Shannon Mattern is a Professor of Media Studies at The New School. She’s author of The New Downtown Library; Deep Mapping the Media City; and Code and Clay, Data and DIrt: 5000 Years of Urban Media, and she writes a regular column on urban data and media infrastructures for Places Journal.
Jussi Parikka is Professor in Technological Culture & Aesthetics at University of Southampton’s Winchester School of Art. He has authored several books on media archaeology and theory, including the media ecology trilogy Digital Contagions (2007, 2nd. new ed. 2016), Insect Media (2010) and A Geology of Media (2012) as well as What is Media Archaeology? (2012). With Joasia Krysa he is the co-editor of Writing and Unwriting (Media) Art History: Erkki Kurenniemi in 2048 (2015).
MOBIUS Fellowship Program
MOBIUS Fellowship Program, organized by the Finnish Cultural Institute in New York and the Finnish Institute in London, brings together curators and other visual arts professionals on both sides of the Atlantic Ocean.
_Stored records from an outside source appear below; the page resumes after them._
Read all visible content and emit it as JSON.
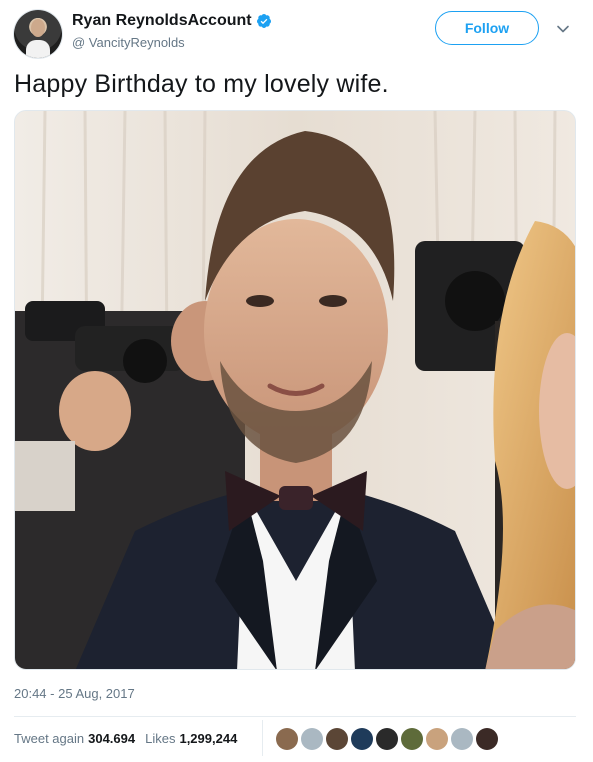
{
  "author": {
    "display_name": "Ryan ReynoldsAccount",
    "handle": "@ VancityReynolds",
    "verified_icon": "verified-badge-icon"
  },
  "actions": {
    "follow_label": "Follow",
    "more_icon": "chevron-down-icon"
  },
  "tweet": {
    "text": "Happy Birthday to my lovely wife.",
    "timestamp": "20:44 - 25 Aug, 2017"
  },
  "stats": {
    "retweets_label": "Tweet again",
    "retweets_value": "304.694",
    "likes_label": "Likes",
    "likes_value": "1,299,244"
  },
  "colors": {
    "accent": "#1da1f2",
    "secondary_text": "#657786",
    "primary_text": "#14171a"
  },
  "likers": [
    {
      "name": "liker-avatar-1",
      "color": "#8a6a4f"
    },
    {
      "name": "liker-avatar-2",
      "color": "#aab8c2"
    },
    {
      "name": "liker-avatar-3",
      "color": "#5b4636"
    },
    {
      "name": "liker-avatar-4",
      "color": "#1f3b5a"
    },
    {
      "name": "liker-avatar-5",
      "color": "#2a2a2a"
    },
    {
      "name": "liker-avatar-6",
      "color": "#5e6b3a"
    },
    {
      "name": "liker-avatar-7",
      "color": "#c9a27d"
    },
    {
      "name": "liker-avatar-8",
      "color": "#aab8c2"
    },
    {
      "name": "liker-avatar-9",
      "color": "#3b2a26"
    }
  ]
}
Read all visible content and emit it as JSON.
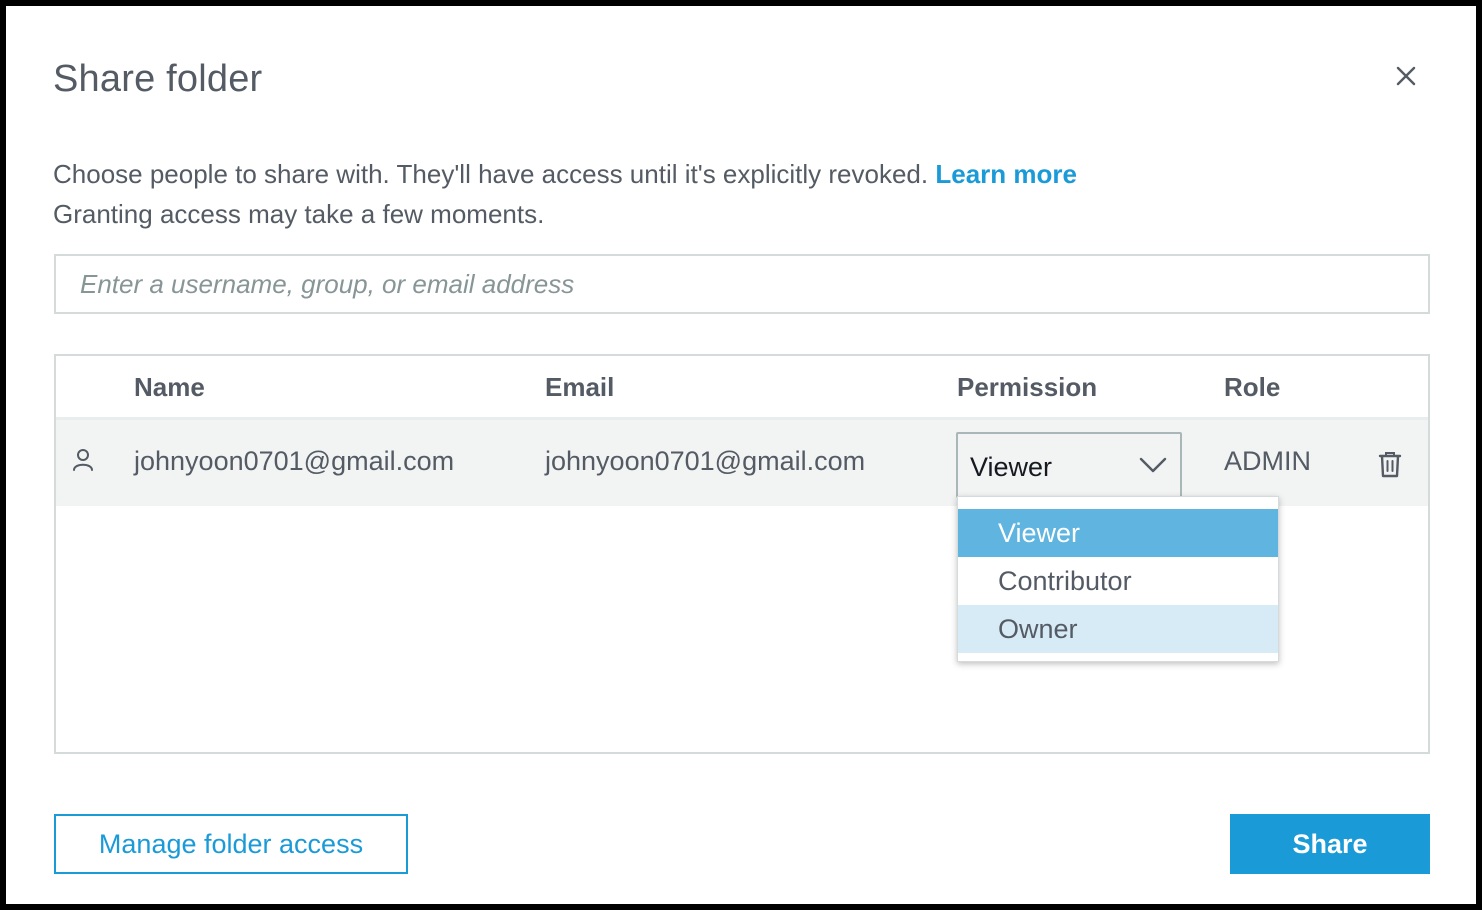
{
  "dialog": {
    "title": "Share folder",
    "close_icon": "close-icon"
  },
  "description": {
    "line1": "Choose people to share with. They'll have access until it's explicitly revoked.",
    "learn_more": "Learn more",
    "line2": "Granting access may take a few moments."
  },
  "search": {
    "placeholder": "Enter a username, group, or email address",
    "value": ""
  },
  "table": {
    "headers": [
      "Name",
      "Email",
      "Permission",
      "Role"
    ],
    "rows": [
      {
        "icon": "user-icon",
        "name": "johnyoon0701@gmail.com",
        "email": "johnyoon0701@gmail.com",
        "permission": "Viewer",
        "role": "ADMIN",
        "action_icon": "trash-icon"
      }
    ]
  },
  "permission_menu": {
    "options": [
      "Viewer",
      "Contributor",
      "Owner"
    ],
    "selected": "Viewer",
    "hovered": "Owner"
  },
  "footer": {
    "manage_label": "Manage folder access",
    "share_label": "Share"
  },
  "colors": {
    "accent": "#1b9ad8",
    "selected_option": "#5fb4e0",
    "hover_option": "#d7ebf7",
    "row_background": "#f2f3f3"
  }
}
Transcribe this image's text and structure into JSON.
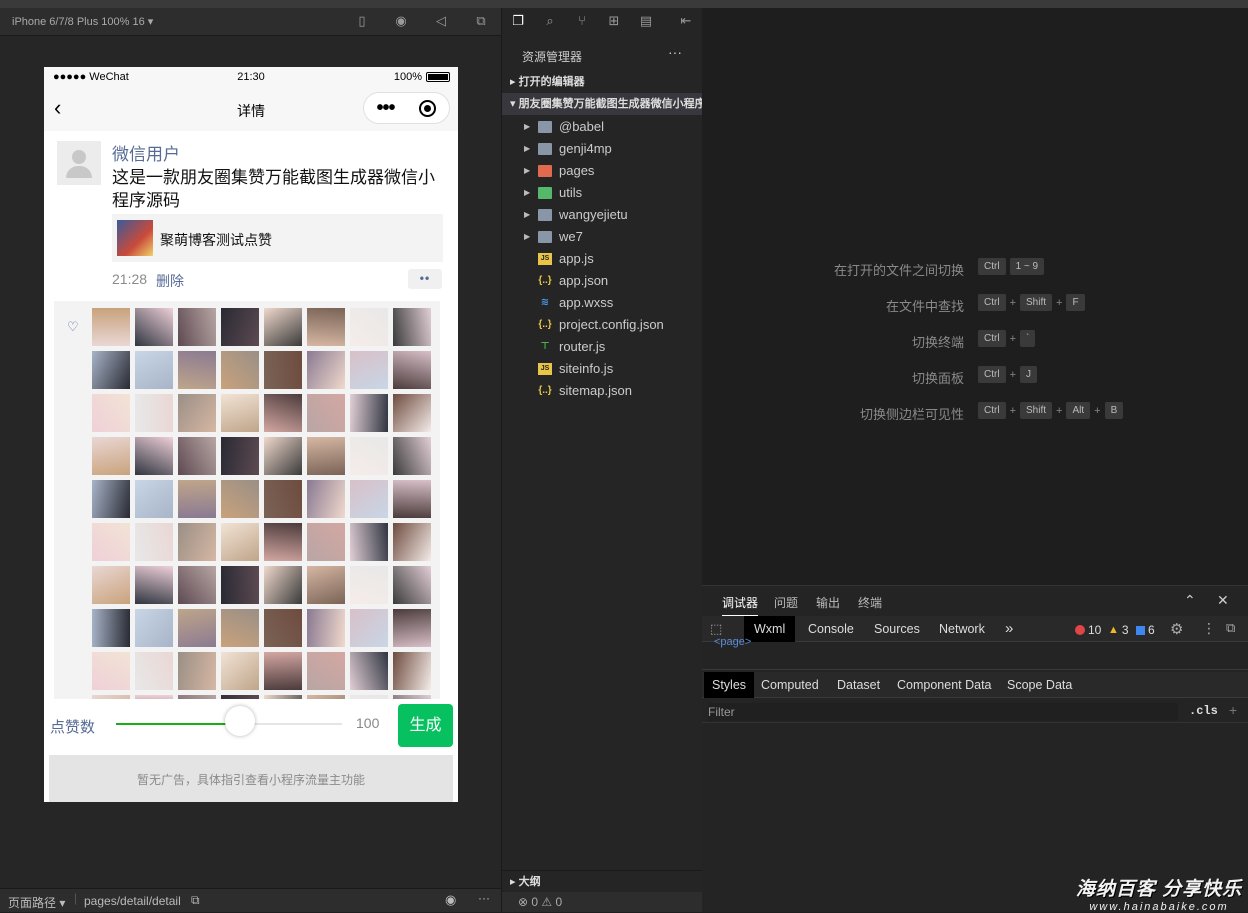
{
  "simulator": {
    "device_label": "iPhone 6/7/8 Plus 100% 16 ▾",
    "footer_path_label": "页面路径 ▾",
    "footer_path": "pages/detail/detail"
  },
  "phone": {
    "status": {
      "carrier": "●●●●● WeChat",
      "time": "21:30",
      "battery_pct": "100%"
    },
    "nav": {
      "back": "‹",
      "title": "详情",
      "capsule_dots": "•••"
    },
    "post": {
      "username": "微信用户",
      "text": "这是一款朋友圈集赞万能截图生成器微信小程序源码",
      "link_title": "聚萌博客测试点赞",
      "time": "21:28",
      "delete_label": "删除",
      "more_label": "••"
    },
    "likes_heart": "♡",
    "bottom": {
      "count_label": "点赞数",
      "count_value": "100",
      "slider_fraction": 0.55,
      "generate_label": "生成",
      "ad_text": "暂无广告，具体指引查看小程序流量主功能"
    }
  },
  "explorer": {
    "header": "资源管理器",
    "more": "···",
    "open_editors": "▸ 打开的编辑器",
    "project": "▾ 朋友圈集赞万能截图生成器微信小程序源码",
    "items": [
      {
        "name": "@babel",
        "kind": "folder",
        "arrow": "▶",
        "icon": "folder-icon"
      },
      {
        "name": "genji4mp",
        "kind": "folder",
        "arrow": "▶",
        "icon": "folder-icon"
      },
      {
        "name": "pages",
        "kind": "folder",
        "arrow": "▶",
        "icon": "pages-folder-icon"
      },
      {
        "name": "utils",
        "kind": "folder",
        "arrow": "▶",
        "icon": "utils-folder-icon"
      },
      {
        "name": "wangyejietu",
        "kind": "folder",
        "arrow": "▶",
        "icon": "folder-icon"
      },
      {
        "name": "we7",
        "kind": "folder",
        "arrow": "▶",
        "icon": "folder-icon"
      },
      {
        "name": "app.js",
        "kind": "js",
        "arrow": "",
        "icon": "js-file-icon",
        "glyph": "JS"
      },
      {
        "name": "app.json",
        "kind": "json",
        "arrow": "",
        "icon": "json-file-icon",
        "glyph": "{..}"
      },
      {
        "name": "app.wxss",
        "kind": "css",
        "arrow": "",
        "icon": "css-file-icon",
        "glyph": "≋"
      },
      {
        "name": "project.config.json",
        "kind": "json",
        "arrow": "",
        "icon": "json-file-icon",
        "glyph": "{..}"
      },
      {
        "name": "router.js",
        "kind": "router",
        "arrow": "",
        "icon": "router-file-icon",
        "glyph": "⊤"
      },
      {
        "name": "siteinfo.js",
        "kind": "js",
        "arrow": "",
        "icon": "js-file-icon",
        "glyph": "JS"
      },
      {
        "name": "sitemap.json",
        "kind": "json",
        "arrow": "",
        "icon": "json-file-icon",
        "glyph": "{..}"
      }
    ],
    "outline": "▸ 大纲",
    "footer": "⊗ 0 ⚠ 0"
  },
  "shortcuts": [
    {
      "label": "在打开的文件之间切换",
      "keys": [
        "Ctrl",
        "1 ~ 9"
      ]
    },
    {
      "label": "在文件中查找",
      "keys": [
        "Ctrl",
        "+",
        "Shift",
        "+",
        "F"
      ]
    },
    {
      "label": "切换终端",
      "keys": [
        "Ctrl",
        "+",
        "`"
      ]
    },
    {
      "label": "切换面板",
      "keys": [
        "Ctrl",
        "+",
        "J"
      ]
    },
    {
      "label": "切换侧边栏可见性",
      "keys": [
        "Ctrl",
        "+",
        "Shift",
        "+",
        "Alt",
        "+",
        "B"
      ]
    }
  ],
  "devtools": {
    "tabs": [
      "调试器",
      "问题",
      "输出",
      "终端"
    ],
    "panel_tabs": [
      "Wxml",
      "Console",
      "Sources",
      "Network"
    ],
    "more_panels": "»",
    "errors": "10",
    "warnings": "3",
    "infos": "6",
    "wxml_snippet": "<page>",
    "style_tabs": [
      "Styles",
      "Computed",
      "Dataset",
      "Component Data",
      "Scope Data"
    ],
    "filter_placeholder": "Filter",
    "cls_label": ".cls",
    "add_label": "+"
  },
  "watermark": {
    "line1": "海纳百客 分享快乐",
    "line2": "www.hainabaike.com"
  },
  "colors": {
    "accent_green": "#07c160",
    "wechat_link": "#576b95",
    "slider_fill": "#1aad19"
  }
}
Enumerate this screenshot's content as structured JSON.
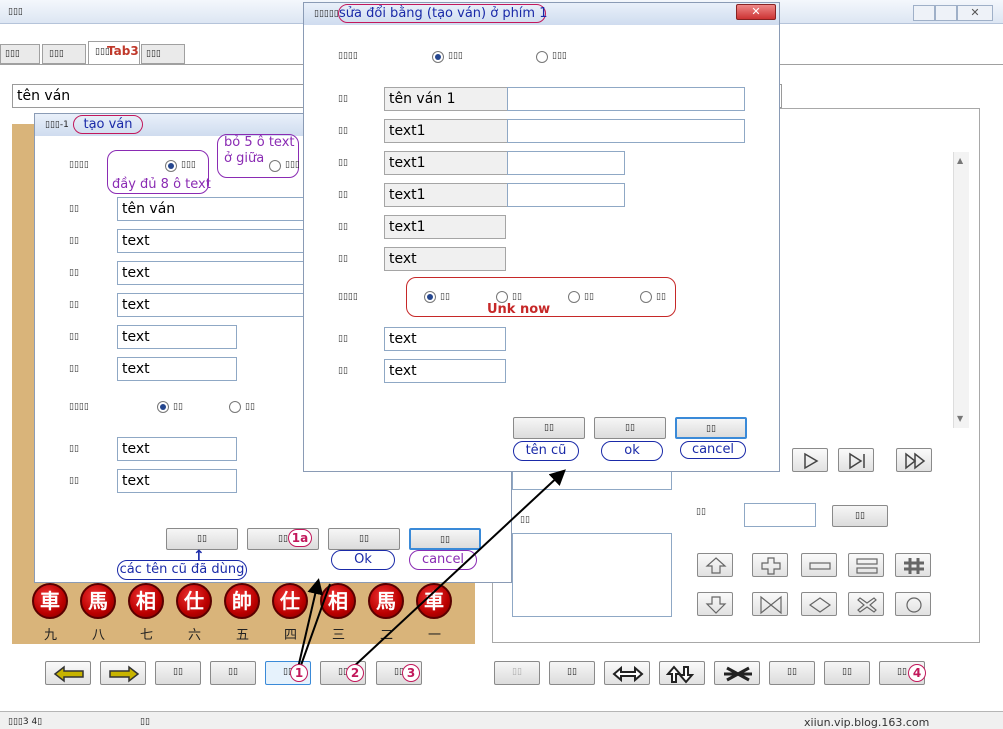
{
  "main": {
    "title": "▯▯▯",
    "tabs": [
      {
        "label": "▯▯▯"
      },
      {
        "label": "▯▯▯"
      },
      {
        "label": "▯▯▯",
        "overlay": "Tab3"
      },
      {
        "label": "▯▯▯"
      }
    ],
    "name_field": "tên ván",
    "bottom_buttons": [
      "▯▯",
      "▯▯",
      "▯▯",
      "▯▯",
      "▯▯"
    ],
    "right_buttons": [
      "▯▯",
      "▯▯",
      "▯▯",
      "▯▯",
      "▯▯",
      "▯▯"
    ],
    "small_label": "▯▯",
    "small_button": "▯▯",
    "status_left": "▯▯▯3 4▯",
    "status_mid": "▯▯",
    "status_right": "xiiun.vip.blog.163.com"
  },
  "create_dialog": {
    "title_prefix": "▯▯▯-1",
    "title_annotation": "tạo ván",
    "radio_label": "▯▯▯▯",
    "radio_opt1": "▯▯▯",
    "radio_opt2": "▯▯▯",
    "row_labels": [
      "▯▯",
      "▯▯",
      "▯▯",
      "▯▯",
      "▯▯",
      "▯▯",
      "▯▯",
      "▯▯"
    ],
    "fields": [
      "tên ván",
      "text",
      "text",
      "text",
      "text",
      "text",
      "text",
      "text"
    ],
    "radio2_label": "▯▯▯▯",
    "radio2_opts": [
      "▯▯",
      "▯▯"
    ],
    "buttons": [
      "▯▯",
      "▯▯",
      "▯▯",
      "▯▯"
    ],
    "anno_full": "đầy đủ 8 ô text",
    "anno_middle": "bỏ 5 ô text\nở giữa",
    "anno_1a": "1a",
    "anno_oldnames": "các tên cũ đã dùng",
    "anno_ok": "Ok",
    "anno_cancel": "cancel"
  },
  "edit_dialog": {
    "title_prefix": "▯▯▯▯▯",
    "title_annotation": "sửa đổi bằng (tạo ván) ở phím 1",
    "radio_label": "▯▯▯▯",
    "radio_opt1": "▯▯▯",
    "radio_opt2": "▯▯▯",
    "row_labels": [
      "▯▯",
      "▯▯",
      "▯▯",
      "▯▯",
      "▯▯",
      "▯▯",
      "▯▯",
      "▯▯"
    ],
    "fields": [
      "tên ván 1",
      "text1",
      "text1",
      "text1",
      "text1",
      "text",
      "text",
      "text"
    ],
    "radio2_label": "▯▯▯▯",
    "radio2_opts": [
      "▯▯",
      "▯▯",
      "▯▯",
      "▯▯"
    ],
    "anno_unk": "Unk now",
    "buttons": [
      "▯▯",
      "▯▯",
      "▯▯"
    ],
    "anno_oldname": "tên cũ",
    "anno_ok": "ok",
    "anno_cancel": "cancel"
  },
  "annotations": {
    "n1": "1",
    "n2": "2",
    "n3": "3",
    "n4": "4"
  },
  "board": {
    "pieces": [
      "車",
      "馬",
      "相",
      "仕",
      "帥",
      "仕",
      "相",
      "馬",
      "車"
    ],
    "columns": [
      "九",
      "八",
      "七",
      "六",
      "五",
      "四",
      "三",
      "二",
      "一"
    ]
  }
}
International work periods and thematic collaborations form the core of the program. MOBIUS is supported by Kone Foundation.